Double Jointed Thumb Guitar
Playing the guitar with double-jointed thumbs can be a bit tricky. But once you get the hang of it, it’s easy to do. Here are some tips for playing the guitar with double-jointed thumbs:
- Use your fingers to fret the strings instead of your thumb. This will help keep your thumb in position and make it easier to play chords.
- When strumming, use a downstroke motion rather than an upstroke motion. This will also help keep your thumb in position.
- Be careful not to press too hard on the strings when fretting them – this can cause unwanted noise and make it difficult to play cleanly. Just apply enough pressure to mute the string when you fret it.
- Practice – You’ll get used to playing with your double-jointed thumbs in no time.
Buckling fingers is a term used when one or more of your fingers can bend back towards the backside of your hand.
This is usually caused by being double-jointed, but sometimes it’s just because you have hypermobile joints in general.
There are ways to help with this if it becomes painful and limiting for playing the piano! Some of these ways include:
- Use a brace or splint to keep your fingers in place and from bending backward. You can find these at most pharmacies or medical supply stores.
- Wearing rubber bands around your fingers to help keep them straight. This is probably the cheapest solution, but it might not be as comfortable or look as nice as using a brace.
- Stretching exercises – These can help you loosen up your joints and muscles, making playing the piano easier and less painful. Plenty of online resources offer stretches for double-jointed fingers, so do some research to see what works best for you.
Hitchhikers Thumb Piano
The hitchhiker’s thumb is also known as the Ravel’s thumb, after the French composer Maurice Ravel, who was born with two extra digits on the one hand.
The hitchhiker’s thumb is sometimes called a prehensile or adaptive thumb because you can use it to grasp objects more efficiently than other thumbs.

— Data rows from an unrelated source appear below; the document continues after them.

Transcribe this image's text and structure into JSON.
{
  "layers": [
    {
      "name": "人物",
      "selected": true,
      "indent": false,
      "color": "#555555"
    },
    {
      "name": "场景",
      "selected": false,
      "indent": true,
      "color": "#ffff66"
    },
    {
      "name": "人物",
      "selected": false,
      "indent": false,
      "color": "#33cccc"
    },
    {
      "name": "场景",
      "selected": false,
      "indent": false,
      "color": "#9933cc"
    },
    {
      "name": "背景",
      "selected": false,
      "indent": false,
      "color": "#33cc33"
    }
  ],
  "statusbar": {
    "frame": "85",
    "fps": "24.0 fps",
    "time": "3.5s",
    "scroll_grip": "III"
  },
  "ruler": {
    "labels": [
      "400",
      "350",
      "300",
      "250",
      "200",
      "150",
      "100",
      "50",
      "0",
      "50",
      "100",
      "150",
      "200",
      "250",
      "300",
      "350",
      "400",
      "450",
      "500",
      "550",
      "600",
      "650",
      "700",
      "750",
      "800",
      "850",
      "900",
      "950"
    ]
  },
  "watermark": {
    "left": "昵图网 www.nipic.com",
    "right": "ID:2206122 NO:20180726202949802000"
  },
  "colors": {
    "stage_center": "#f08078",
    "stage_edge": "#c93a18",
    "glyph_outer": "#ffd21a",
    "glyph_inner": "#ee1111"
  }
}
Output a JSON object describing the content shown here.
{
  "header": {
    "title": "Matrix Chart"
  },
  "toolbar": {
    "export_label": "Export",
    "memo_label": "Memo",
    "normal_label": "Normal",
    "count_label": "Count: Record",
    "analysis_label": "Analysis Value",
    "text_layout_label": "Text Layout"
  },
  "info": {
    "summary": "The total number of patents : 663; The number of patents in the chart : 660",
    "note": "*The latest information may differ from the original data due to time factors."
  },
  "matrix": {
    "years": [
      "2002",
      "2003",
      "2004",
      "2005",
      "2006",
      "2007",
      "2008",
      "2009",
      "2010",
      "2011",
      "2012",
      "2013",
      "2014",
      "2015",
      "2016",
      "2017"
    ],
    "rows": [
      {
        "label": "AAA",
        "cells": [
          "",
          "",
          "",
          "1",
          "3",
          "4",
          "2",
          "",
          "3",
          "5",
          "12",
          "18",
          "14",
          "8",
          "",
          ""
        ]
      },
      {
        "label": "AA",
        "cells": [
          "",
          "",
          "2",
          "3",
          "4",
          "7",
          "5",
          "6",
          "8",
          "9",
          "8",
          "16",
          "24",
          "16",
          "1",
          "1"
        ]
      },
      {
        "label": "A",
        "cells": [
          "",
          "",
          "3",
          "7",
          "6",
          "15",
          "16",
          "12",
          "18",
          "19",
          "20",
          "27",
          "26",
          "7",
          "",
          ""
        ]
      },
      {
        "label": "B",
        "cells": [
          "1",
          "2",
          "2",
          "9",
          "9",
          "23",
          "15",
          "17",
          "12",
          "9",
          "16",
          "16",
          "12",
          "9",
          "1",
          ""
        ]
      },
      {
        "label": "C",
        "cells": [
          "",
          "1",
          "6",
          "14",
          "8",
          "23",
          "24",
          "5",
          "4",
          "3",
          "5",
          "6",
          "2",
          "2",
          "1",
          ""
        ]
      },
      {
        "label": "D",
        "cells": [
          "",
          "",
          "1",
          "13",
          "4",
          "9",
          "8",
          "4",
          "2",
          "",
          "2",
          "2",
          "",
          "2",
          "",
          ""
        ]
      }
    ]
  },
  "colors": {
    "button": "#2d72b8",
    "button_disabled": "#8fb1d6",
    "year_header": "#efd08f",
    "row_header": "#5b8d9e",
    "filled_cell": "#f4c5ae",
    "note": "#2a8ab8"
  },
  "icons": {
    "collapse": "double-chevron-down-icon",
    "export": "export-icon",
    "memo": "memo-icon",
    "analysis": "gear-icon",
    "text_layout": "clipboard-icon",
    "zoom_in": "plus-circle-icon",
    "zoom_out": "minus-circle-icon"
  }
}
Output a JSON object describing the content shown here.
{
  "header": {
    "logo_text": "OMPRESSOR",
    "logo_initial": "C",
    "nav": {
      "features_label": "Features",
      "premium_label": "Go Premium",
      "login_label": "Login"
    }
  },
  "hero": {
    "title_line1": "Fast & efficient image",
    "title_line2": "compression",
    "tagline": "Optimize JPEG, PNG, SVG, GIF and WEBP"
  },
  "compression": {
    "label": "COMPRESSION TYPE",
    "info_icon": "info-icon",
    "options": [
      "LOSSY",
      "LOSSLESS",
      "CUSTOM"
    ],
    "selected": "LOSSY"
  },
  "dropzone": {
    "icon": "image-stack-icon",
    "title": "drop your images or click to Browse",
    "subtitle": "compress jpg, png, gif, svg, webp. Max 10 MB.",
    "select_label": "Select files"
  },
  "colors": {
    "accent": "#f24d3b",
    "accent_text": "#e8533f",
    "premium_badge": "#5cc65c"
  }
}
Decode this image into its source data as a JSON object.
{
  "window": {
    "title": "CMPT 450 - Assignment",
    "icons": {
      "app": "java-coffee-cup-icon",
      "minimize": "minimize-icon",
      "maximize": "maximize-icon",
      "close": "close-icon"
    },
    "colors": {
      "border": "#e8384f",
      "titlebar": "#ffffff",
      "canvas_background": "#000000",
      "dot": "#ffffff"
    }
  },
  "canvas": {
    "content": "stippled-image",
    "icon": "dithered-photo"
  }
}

The ability to play piano using your flexible fingers is a fantastic talent. Unfortunately, a lot of people aren’t blessed with this skill or learned how to master it. That’s because it takes practice. However, once you get the hang of it, can amaze your friends and family with your newfound skill.